__Exercise description__
Could you repeat the records below exactly, leaving out any pictures?

##### Study material #####

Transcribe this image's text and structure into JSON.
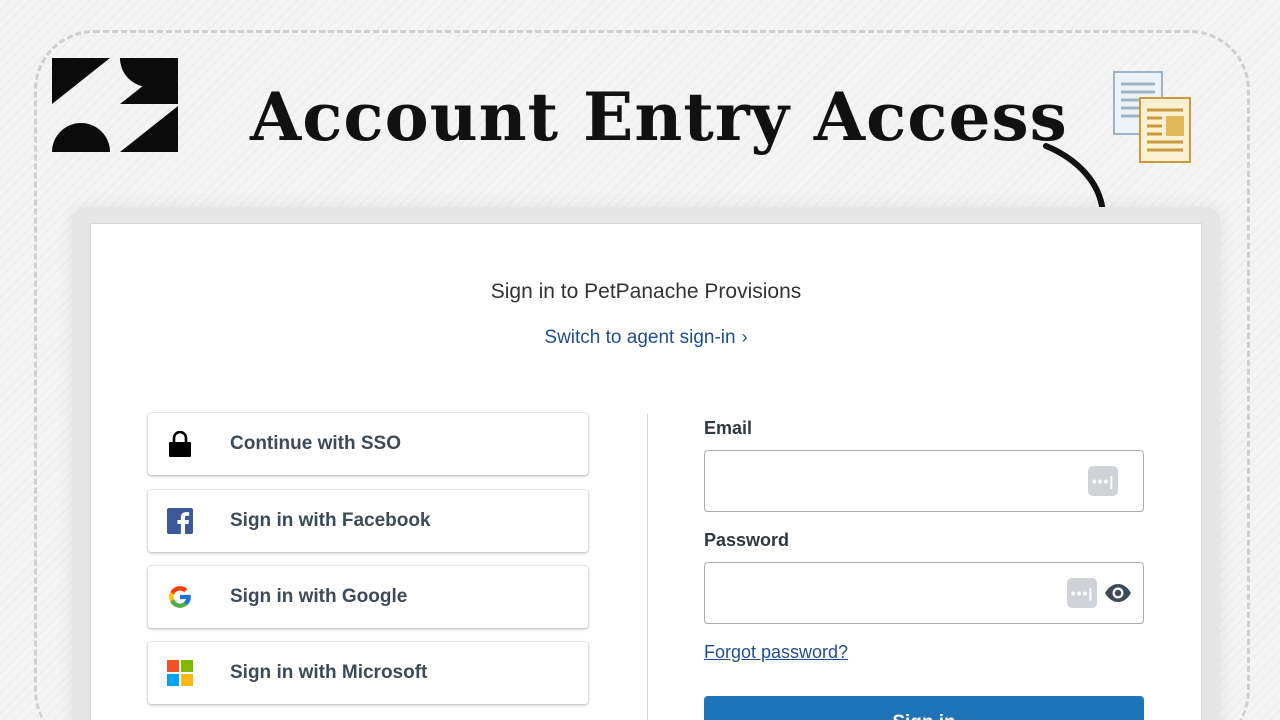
{
  "banner": {
    "headline": "Account Entry Access",
    "logo_icon": "zendesk-logo-icon",
    "docs_icon": "documents-icon",
    "arrow_icon": "curved-arrow-icon"
  },
  "signin": {
    "title": "Sign in to PetPanache Provisions",
    "switch_link": "Switch to agent sign-in",
    "switch_chevron": "›",
    "social": [
      {
        "label": "Continue with SSO",
        "icon": "lock-icon"
      },
      {
        "label": "Sign in with Facebook",
        "icon": "facebook-icon"
      },
      {
        "label": "Sign in with Google",
        "icon": "google-icon"
      },
      {
        "label": "Sign in with Microsoft",
        "icon": "microsoft-icon"
      }
    ],
    "email_label": "Email",
    "email_value": "",
    "password_label": "Password",
    "password_value": "",
    "password_manager_glyph": "•••|",
    "forgot_password": "Forgot password?",
    "submit_label": "Sign in"
  },
  "colors": {
    "link": "#1f4f8f",
    "primary_button": "#1f73b7",
    "facebook": "#3b5998"
  }
}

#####

__Output for this exercise__
Transcribe this image's text and structure into JSON.
{
  "banner": {
    "headline": "Account Entry Access",
    "logo_icon": "zendesk-logo-icon",
    "docs_icon": "documents-icon",
    "arrow_icon": "curved-arrow-icon"
  },
  "signin": {
    "title": "Sign in to PetPanache Provisions",
    "switch_link": "Switch to agent sign-in",
    "switch_chevron": "›",
    "social": [
      {
        "label": "Continue with SSO",
        "icon": "lock-icon"
      },
      {
        "label": "Sign in with Facebook",
        "icon": "facebook-icon"
      },
      {
        "label": "Sign in with Google",
        "icon": "google-icon"
      },
      {
        "label": "Sign in with Microsoft",
        "icon": "microsoft-icon"
      }
    ],
    "email_label": "Email",
    "email_value": "",
    "password_label": "Password",
    "password_value": "",
    "password_manager_glyph": "•••|",
    "forgot_password": "Forgot password?",
    "submit_label": "Sign in"
  },
  "colors": {
    "link": "#1f4f8f",
    "primary_button": "#1f73b7",
    "facebook": "#3b5998"
  }
}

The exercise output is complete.